We have been hosting with Airbnb for two years now and have had over 400 guests (we live near an airport in the UK) from 30 different countries. There have been mostly very good experiences but obviously with over 400 guests you do meet a few weirdos. This one booking was for six weeks for a guy living in Australia coming to the UK for a training course. He was an aircraft engineer and very nice guy in general. However, I noticed from the first day that he seemed to have an issue with using the cutlery, cup, and spoon provided in his room and was downstairs in the kitchen, i.e. washing the items then cleaning them quite thoroughly.
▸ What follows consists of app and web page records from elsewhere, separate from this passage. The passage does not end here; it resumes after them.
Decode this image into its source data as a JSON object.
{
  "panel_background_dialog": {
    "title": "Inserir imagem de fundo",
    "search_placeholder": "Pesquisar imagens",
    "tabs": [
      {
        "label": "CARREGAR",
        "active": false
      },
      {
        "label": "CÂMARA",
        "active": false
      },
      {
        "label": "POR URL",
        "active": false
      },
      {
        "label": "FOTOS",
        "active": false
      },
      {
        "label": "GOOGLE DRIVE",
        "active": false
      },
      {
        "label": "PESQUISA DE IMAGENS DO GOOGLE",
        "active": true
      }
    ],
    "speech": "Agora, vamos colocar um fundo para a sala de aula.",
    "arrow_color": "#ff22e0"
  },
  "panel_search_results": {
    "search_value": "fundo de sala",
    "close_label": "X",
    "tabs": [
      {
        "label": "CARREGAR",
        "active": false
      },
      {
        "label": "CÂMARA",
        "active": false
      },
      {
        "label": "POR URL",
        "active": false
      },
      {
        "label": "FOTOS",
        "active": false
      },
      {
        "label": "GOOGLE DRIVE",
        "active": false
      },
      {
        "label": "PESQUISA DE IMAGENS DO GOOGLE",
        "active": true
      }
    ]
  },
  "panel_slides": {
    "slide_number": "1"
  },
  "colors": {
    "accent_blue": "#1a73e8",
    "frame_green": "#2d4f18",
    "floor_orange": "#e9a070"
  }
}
I thought this was very strange as we make sure everything is spotlessly clean. A couple of days in and he was asking for more toilet rolls to be put in the bathroom as he was going through at least one a day. It seemed like he had a cleaning fetish of some kind or a compulsive cleaning disorder.
Anyway, we had to go to our property abroad for a month and left him alone in the house (our part of the house we can keep locked so he only had access to the kitchen, bathroom, and garden). On our return he was due to leave in a few days but on the last day asked me if I wanted to keep the cutlery, plate, bowl, and mug that he had purchased new because he did not need to take them back to Australia. He obviously did not want to use our items and we found this to be incredibly rude, to say the least.
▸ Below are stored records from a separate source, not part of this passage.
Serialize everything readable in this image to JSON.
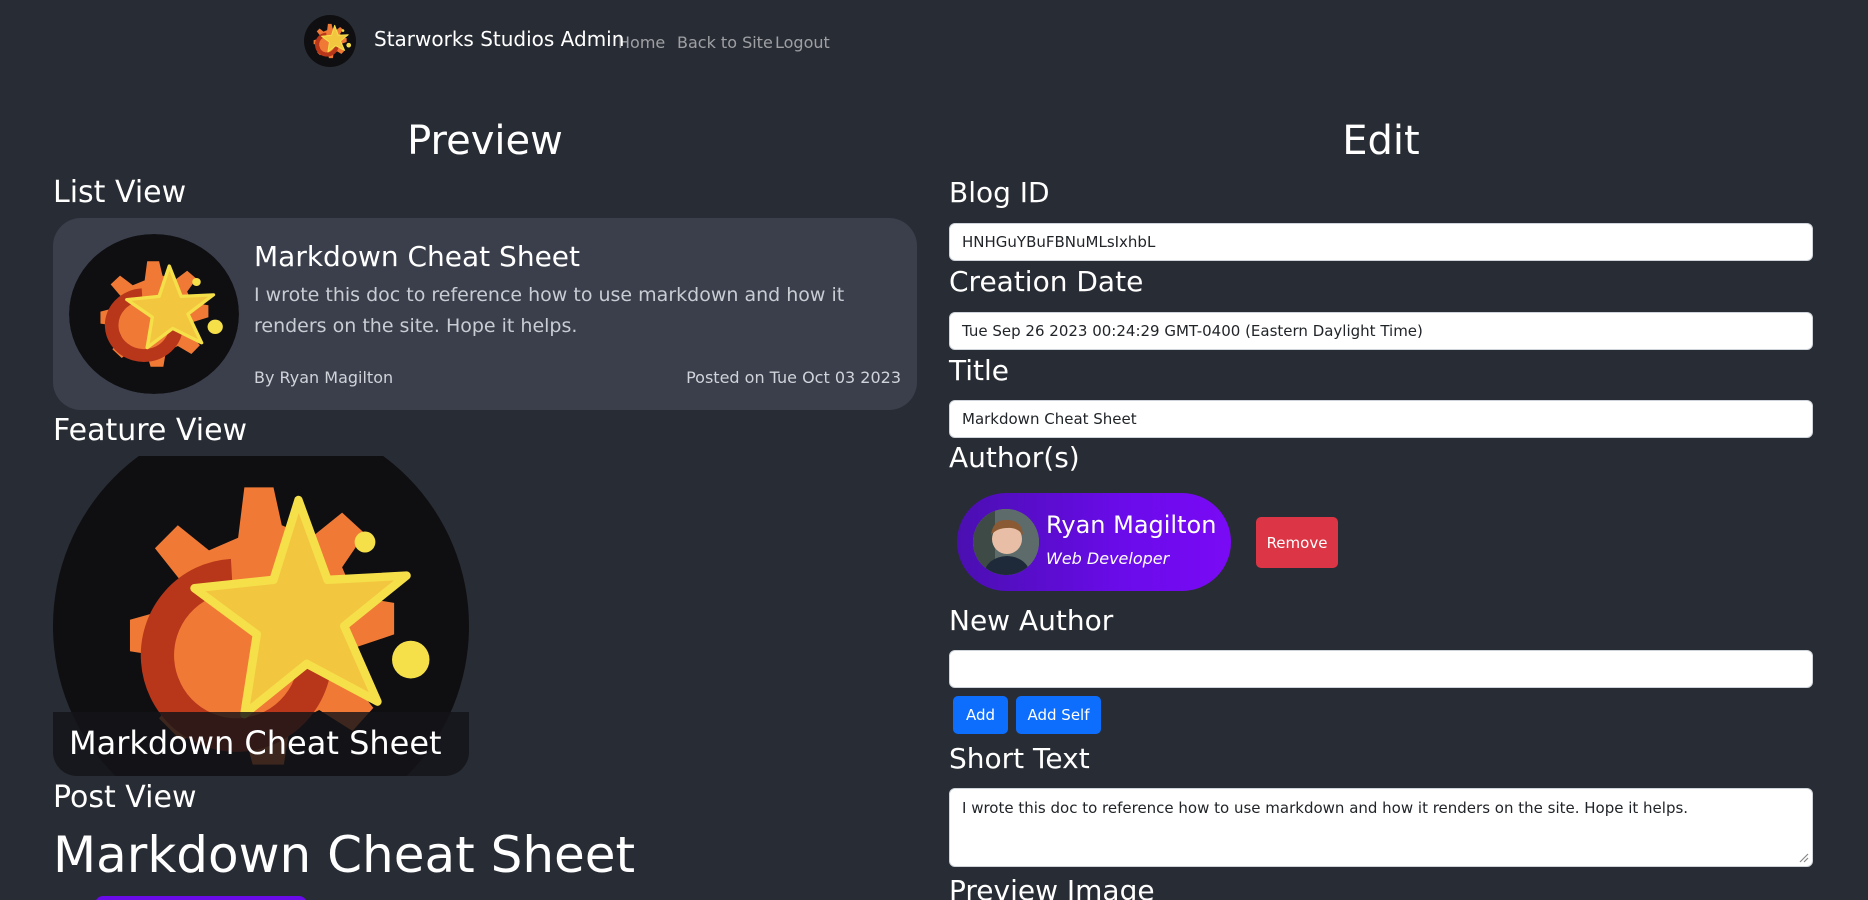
{
  "nav": {
    "brand": "Starworks Studios Admin",
    "logo_icon": "gear-star-logo",
    "links": [
      "Home",
      "Back to Site",
      "Logout"
    ]
  },
  "preview": {
    "heading": "Preview",
    "list_view_label": "List View",
    "feature_view_label": "Feature View",
    "post_view_label": "Post View",
    "card": {
      "title": "Markdown Cheat Sheet",
      "description": "I wrote this doc to reference how to use markdown and how it renders on the site. Hope it helps.",
      "author": "By Ryan Magilton",
      "date": "Posted on Tue Oct 03 2023"
    },
    "feature_title": "Markdown Cheat Sheet",
    "post_title": "Markdown Cheat Sheet"
  },
  "edit": {
    "heading": "Edit",
    "blog_id_label": "Blog ID",
    "blog_id_value": "HNHGuYBuFBNuMLsIxhbL",
    "creation_date_label": "Creation Date",
    "creation_date_value": "Tue Sep 26 2023 00:24:29 GMT-0400 (Eastern Daylight Time)",
    "title_label": "Title",
    "title_value": "Markdown Cheat Sheet",
    "authors_label": "Author(s)",
    "author": {
      "name": "Ryan Magilton",
      "role": "Web Developer"
    },
    "remove_label": "Remove",
    "new_author_label": "New Author",
    "new_author_value": "",
    "add_label": "Add",
    "add_self_label": "Add Self",
    "short_text_label": "Short Text",
    "short_text_value": "I wrote this doc to reference how to use markdown and how it renders on the site. Hope it helps.",
    "preview_image_label": "Preview Image"
  },
  "colors": {
    "background": "#282c34",
    "card": "#3a3f4b",
    "danger": "#dc3545",
    "primary": "#0d6efd",
    "author_gradient_start": "#4a0fb0",
    "author_gradient_end": "#7a0af5"
  }
}
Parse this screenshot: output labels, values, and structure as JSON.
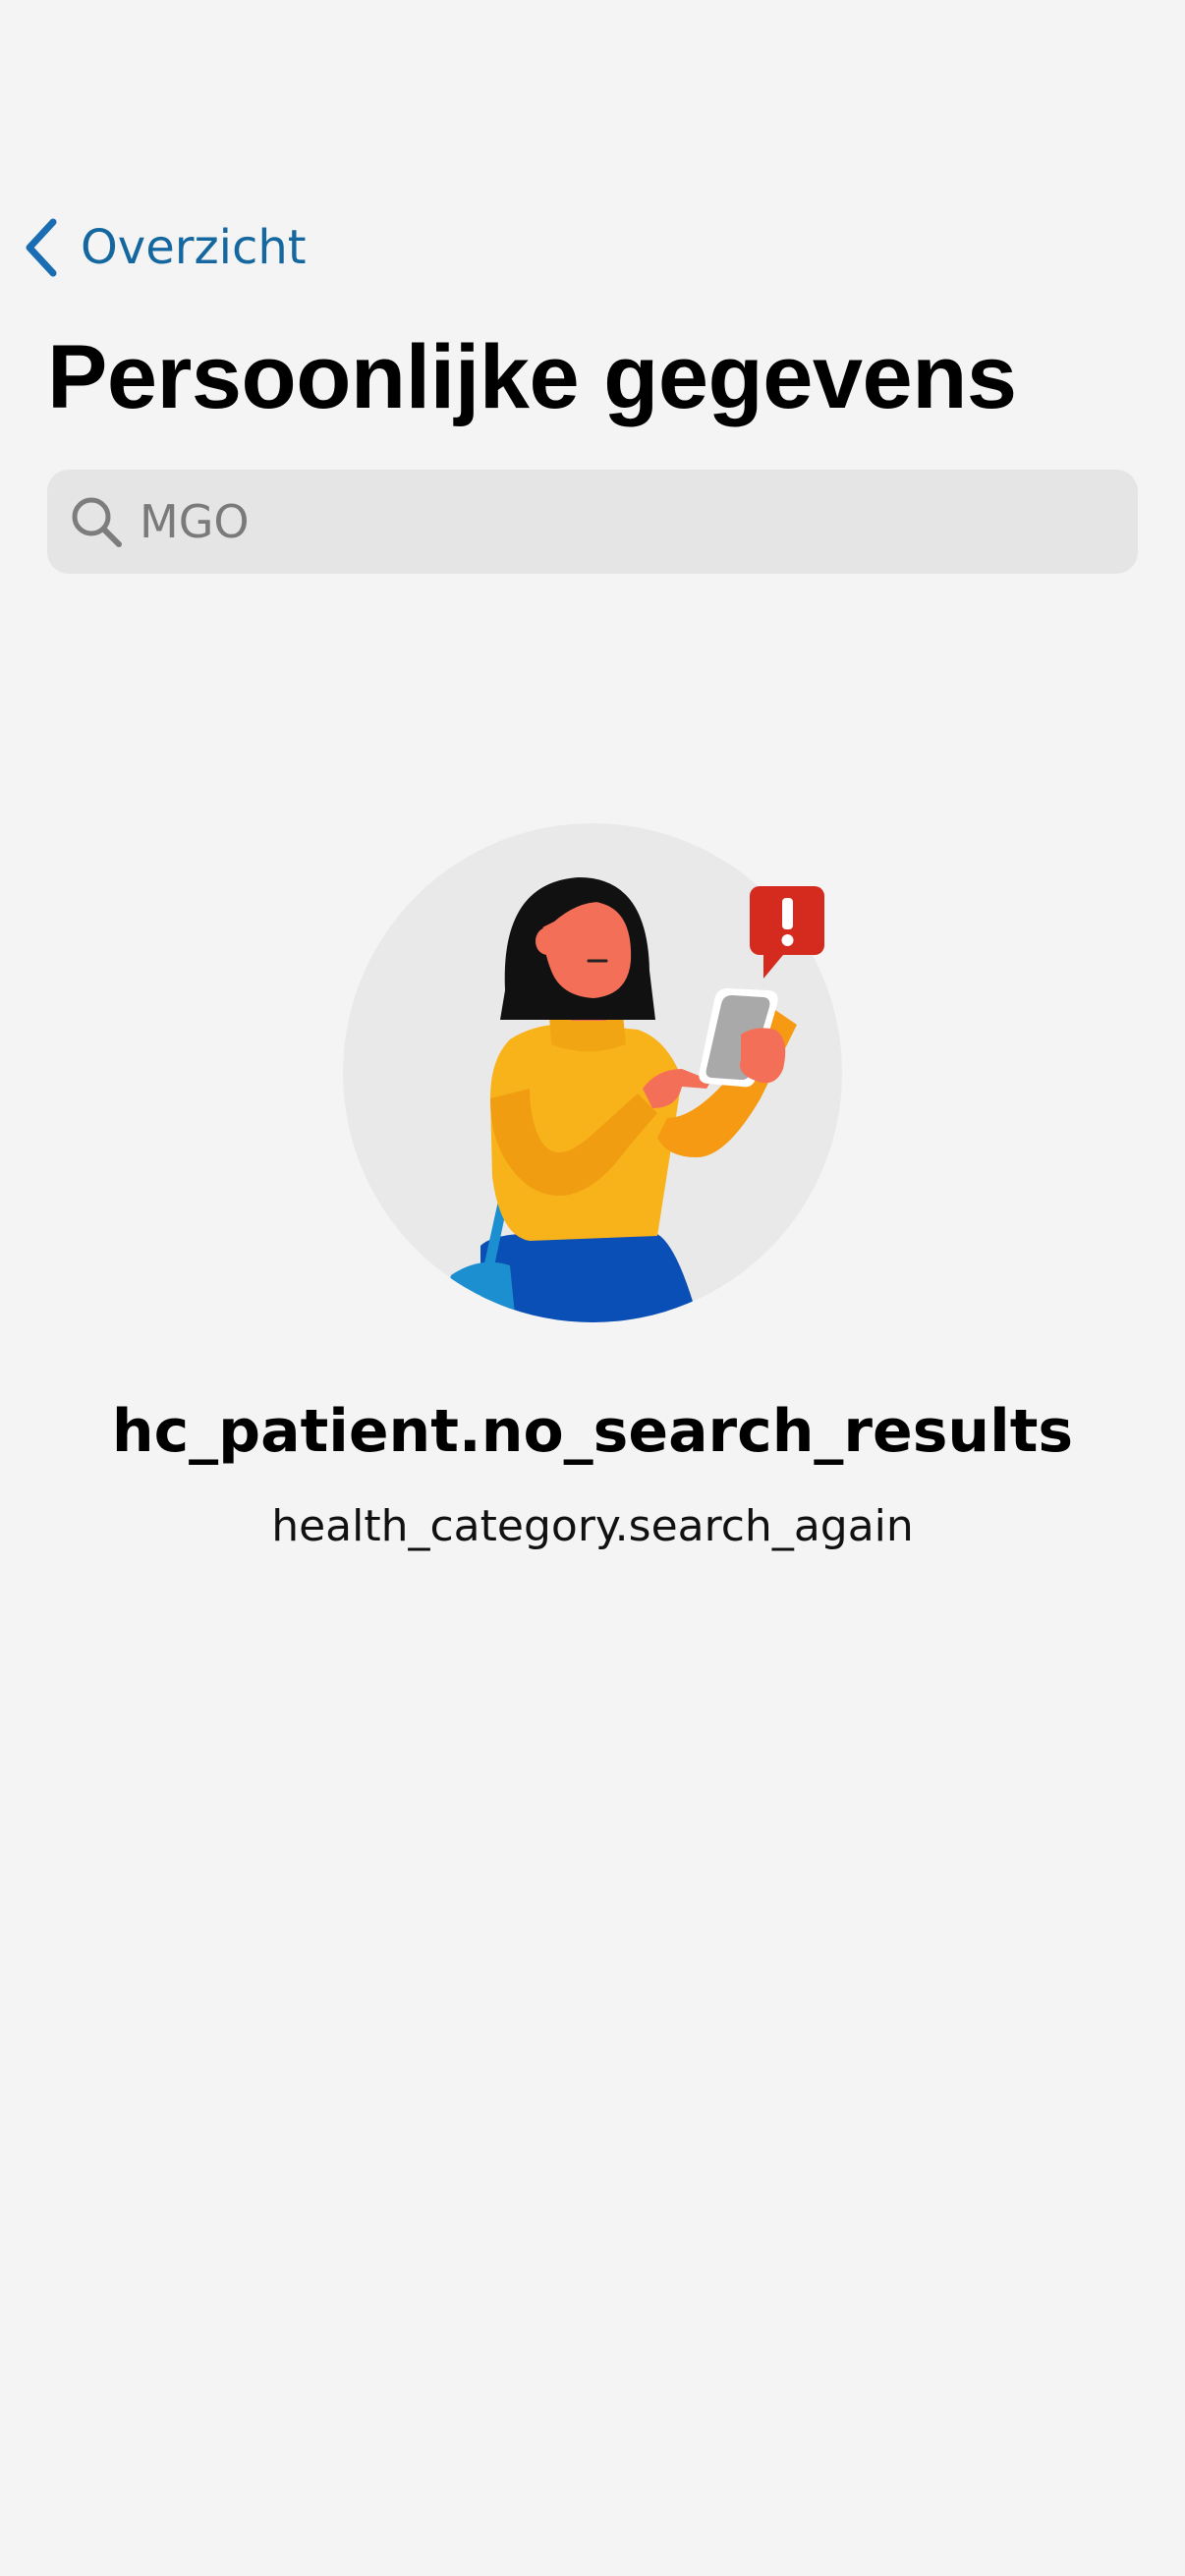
{
  "navigation": {
    "back_label": "Overzicht",
    "back_icon": "chevron-left-icon",
    "accent_color": "#15689f"
  },
  "header": {
    "title": "Persoonlijke gegevens"
  },
  "search": {
    "value": "MGO",
    "icon": "search-icon"
  },
  "empty_state": {
    "illustration": "woman-with-phone-alert-illustration",
    "title": "hc_patient.no_search_results",
    "subtitle": "health_category.search_again",
    "alert_color": "#d52b1e"
  }
}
Another time we had a young girl arrive for three weeks with a large suitcase and a big box full of cooking pots and herbs, spices, and food. This girl was cooking Indian food twice and sometimes three times a day because she didn’t want to eat food from the supermarket. The house stunk of Indian food for the whole three weeks and I was having to apologise to our other guests (as we rent two rooms in our home) every day due to the smell. Lastly, we had a girl stay for a couple of weeks and she had to be told to stop using the kitchen at midnight. She was always cooking (like a frying pan full of eight chicken legs) late at night and the smell would move throughout the house, even into the bedrooms. Since the last guest, we added “no cooking after 8:00 PM” to the house rules.
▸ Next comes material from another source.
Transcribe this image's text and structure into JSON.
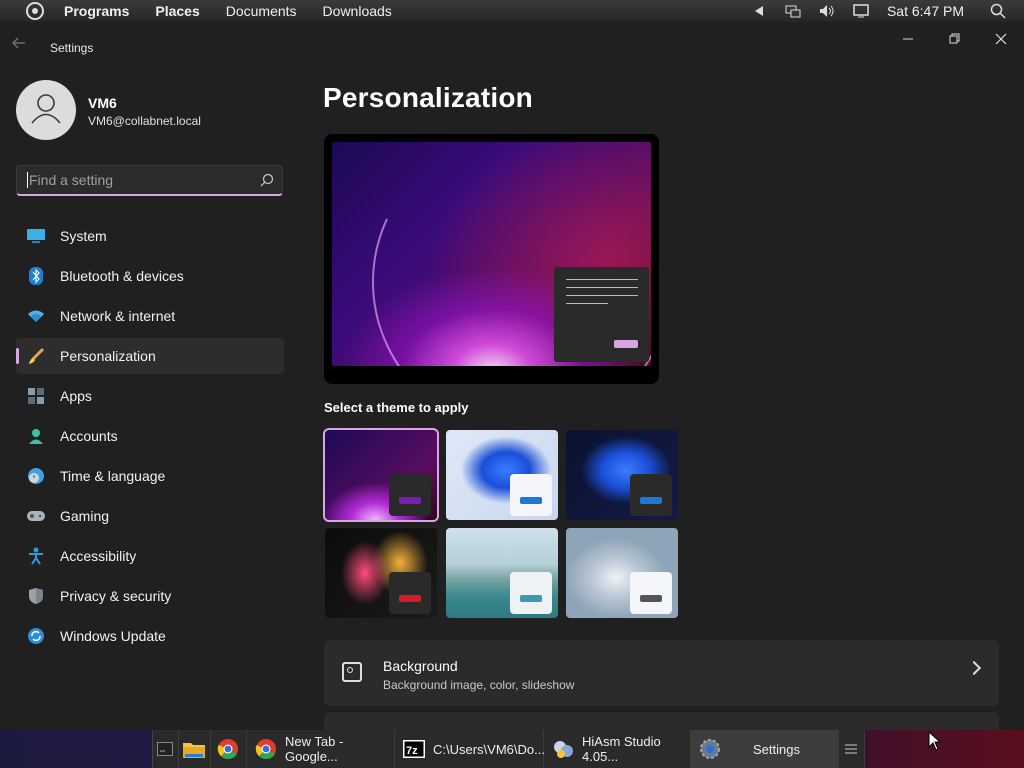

I’ve been hosting for three years. The last guest turned up at my house drunk, took his shoes off to release a cheesy foot odor that I could taste but still declined a shower and drank another bottle of wine while I sat with him. Then within one hour after I went out, he broke my ceramic toilet lid, left his light on, went out, and wouldn’t respond to calls. Unfortunately, I have to say, though this person was a little extreme, most guests lately are just rude and horrible. Is it because Airbnb encourages through their advertising that people ‘make themselves at home’ at another person’s house (read, hog the bathroom and splash water everywhere, sit around in the open-plan kitchen all day, help themselves to condiments from the cupboard, get packages delivered that hosts have to pick up because it’s their address, get drunk in their room, slam doors while people are sleeping, etc)? What is the solution? My house rules are comprehensive. Should Airbnb politely ask guests to mind their manners while they are in another person’s home?